The projectm which MISO impelmented in real-time operations March 21, will enable the RTO to collect data from more than 344 phasor measurement units (PMU) that transmit information 30 times per second, significantly faster than current technology, which records measurements every four seconds, MISO said.
The collected data is GPS time-stamped, enabling measurements from different locations to be time-synchronized and combined to create a detailed, comprehensive wide-area assessment of system conditions. With this data MISO can better detect, diagnose and prevent system disruptions.

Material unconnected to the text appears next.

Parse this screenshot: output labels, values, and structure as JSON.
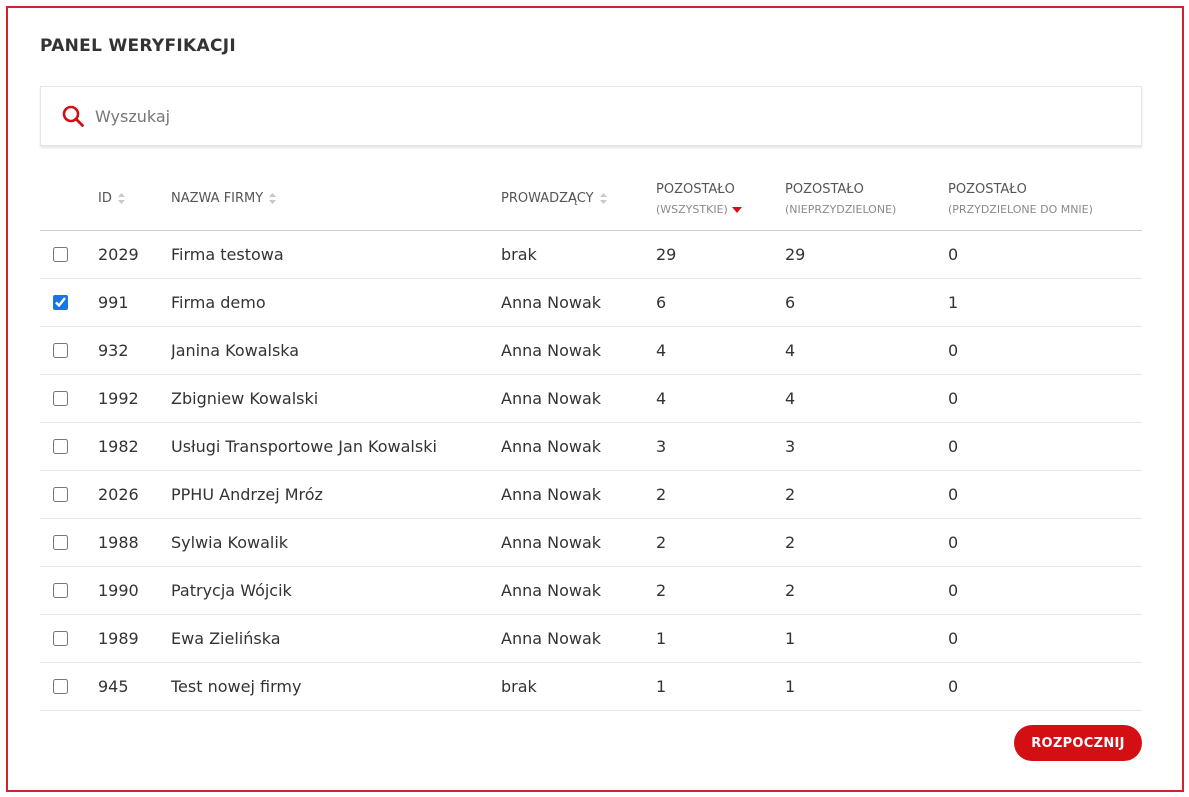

This latest project, funded by a $17.25m grant from the U.S. Department of Energy (DOE) as part of its effort to modernize the power grid, builds on a previous deployment of synchrophasor technology within the MISO system. In September 2012, MISO deployed synchrophasor technology in two areas of grid analytics: system modeling and after-the fact event analysis. The most recent deployment increased the number of PMUs, and the project will use the data in real-time operations.
“Incorporating these new technologies into real-time operations greatly increases our situational awareness of grid activity, and is essential to our effort to modernize the grid,” Richard Doying, MISO executive vice president of operations and corporate services, said in a statement announcing the expanded project. “Synchrophasor technologies provide us with unprecedented data on situations that could radically affect reliability. With these devices, we’ve extended our ability to see ongoing system conditions, providing additional assurance that consumers are benefiting from improved reliability and predictability.”

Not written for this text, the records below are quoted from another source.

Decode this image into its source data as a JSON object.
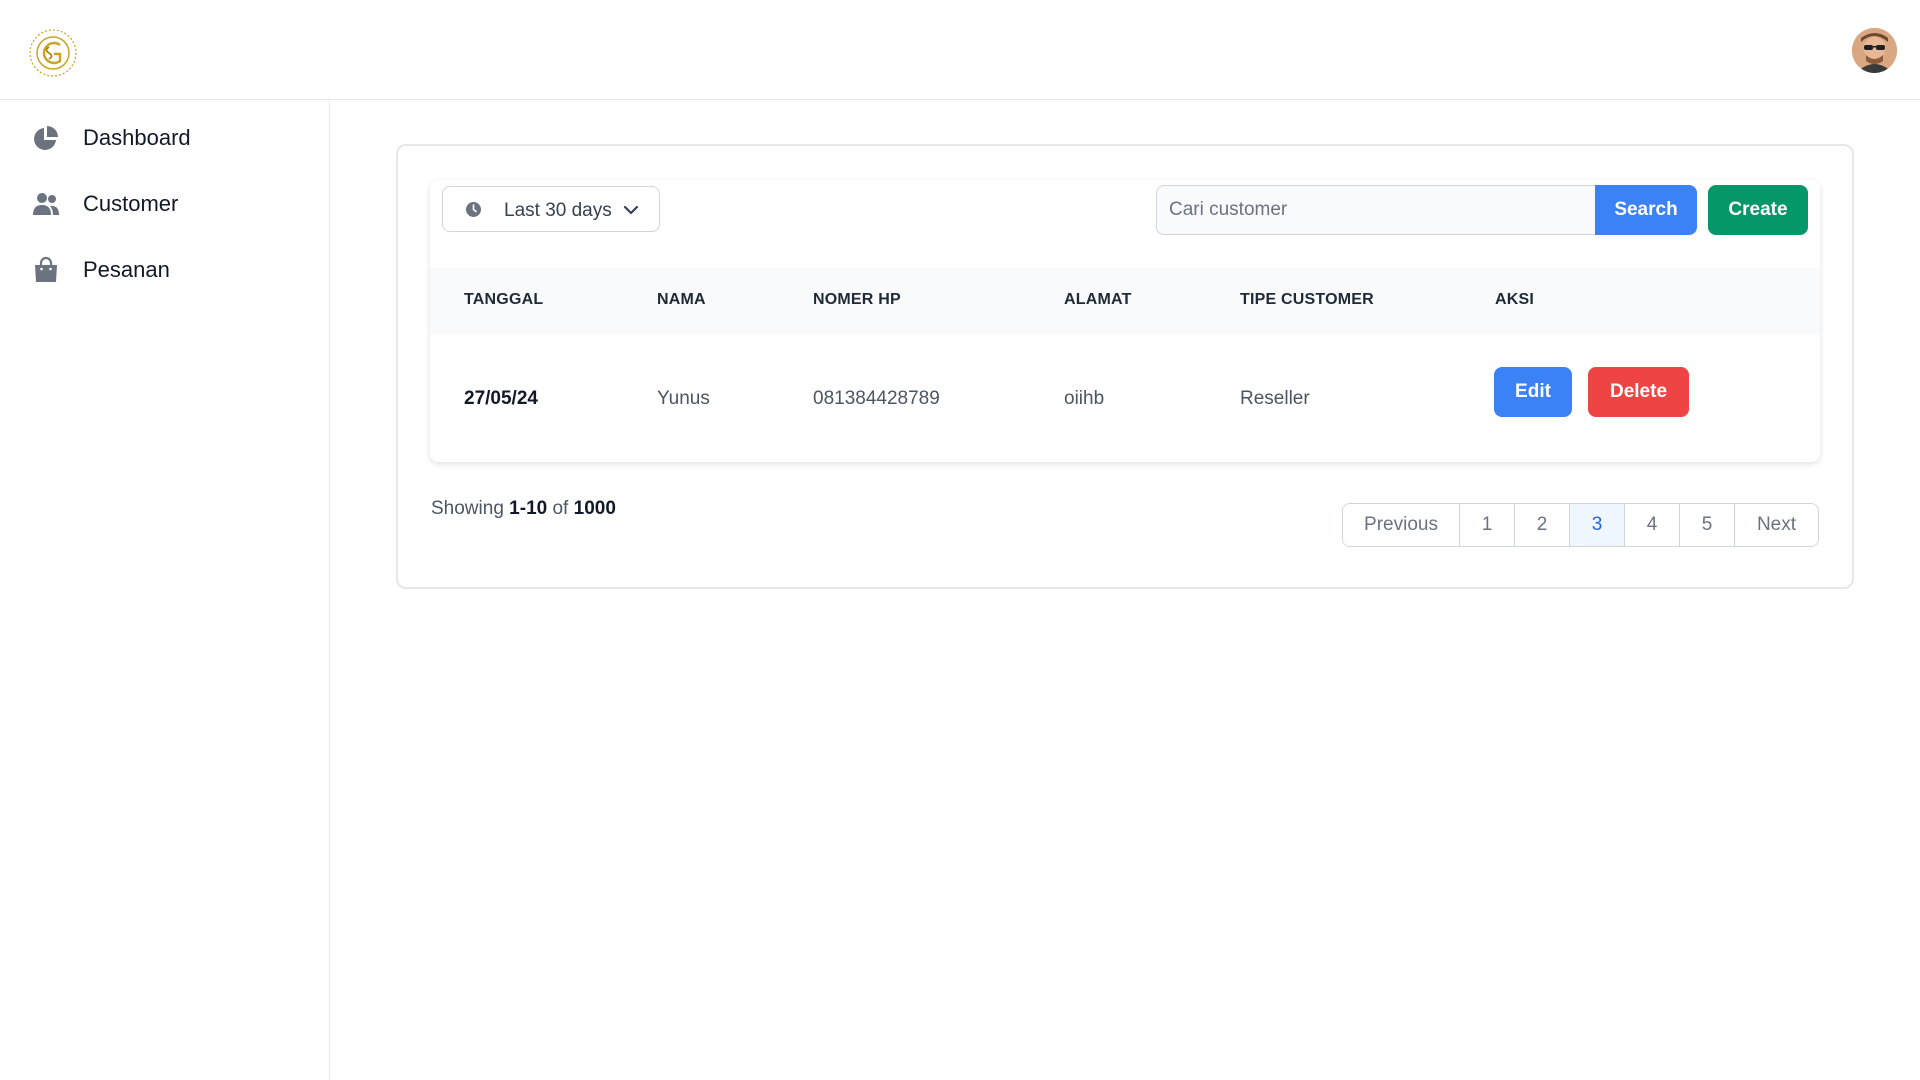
{
  "header": {
    "logo_icon": "gold-monogram-logo",
    "avatar_icon": "user-avatar"
  },
  "sidebar": {
    "items": [
      {
        "label": "Dashboard",
        "icon": "pie-chart-icon"
      },
      {
        "label": "Customer",
        "icon": "users-icon"
      },
      {
        "label": "Pesanan",
        "icon": "shopping-bag-icon"
      }
    ]
  },
  "toolbar": {
    "date_filter_label": "Last 30 days",
    "search_placeholder": "Cari customer",
    "search_label": "Search",
    "create_label": "Create"
  },
  "table": {
    "headers": {
      "tanggal": "TANGGAL",
      "nama": "NAMA",
      "nomer_hp": "NOMER HP",
      "alamat": "ALAMAT",
      "tipe_customer": "TIPE CUSTOMER",
      "aksi": "AKSI"
    },
    "rows": [
      {
        "tanggal": "27/05/24",
        "nama": "Yunus",
        "nomer_hp": "081384428789",
        "alamat": "oiihb",
        "tipe_customer": "Reseller",
        "edit_label": "Edit",
        "delete_label": "Delete"
      }
    ]
  },
  "footer": {
    "showing_prefix": "Showing",
    "showing_range": "1-10",
    "showing_of": "of",
    "showing_total": "1000"
  },
  "pagination": {
    "previous": "Previous",
    "pages": [
      "1",
      "2",
      "3",
      "4",
      "5"
    ],
    "active_page": "3",
    "next": "Next"
  },
  "colors": {
    "primary": "#3b82f6",
    "create": "#059669",
    "danger": "#ef4444",
    "logo_gold": "#c9a227"
  }
}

Synchrophasor technology provides immediate value by enhancing MISO’s ability to simulate and troubleshoot the bulk power system, thus providing grid operators with a new level of situational awareness. MISO’s system operators can now view voltage and current measurements at any one of hundreds of strategic points along the interconnected transmission network at a level of detail that was impossible to obtain using older technologies, MISO added.
In addition to increasing the use of PMUs, MISO engineers pioneered a new feature for display used in the control room. The feature, called enhanced real-time display (eRTD), uses data gathered by the PMUs to give system operators a geospatial visualization of grid activity. The feature has two-way functionality so participating transmission owners can see the same displays as MISO control room operators in real time.
Going forward, MISO intends to continue investigating new ways to extend the value gained from synchrophasor technology by integrating it into its state estimator tool, incorporating use of the technology with additional transmission owners, and data sharing with the entire Eastern Interconnection.
The project, which began after MISO received the DOE grant in 2010 and involved 17 transmission owners, came in on time and under budget, MISO said.
Other organizations that have also deployed synchrophasor technology funded by DOE grants include the Western Electricity Coordinating Council (WECC). On March 31, WECC announced that it and the nine partners in the Western Interconnection Synchrophasor Program (WISP) had completed the installation of almost 450 new or upgraded PMUs.
The WECC synchrophasor program began when WECC in 2009 received a $53.9m DOE grant under the American Recovery and Reinvestment Act’s Smart Grid Investment Grant initiative. The WECC grant was used to match funds committed by the nine WISP partners, bringing total funding for WISP to $107.8m.
A total of 19 entities across the western United States and Canada participate in WISP to extend and deploy synchrophasor technologies within their western electrical systems. In addition to detecting electric system disruptions, synchrophasor technology can help companies see and manage intermittent renewable resources and to deploy ancillary services when necessary.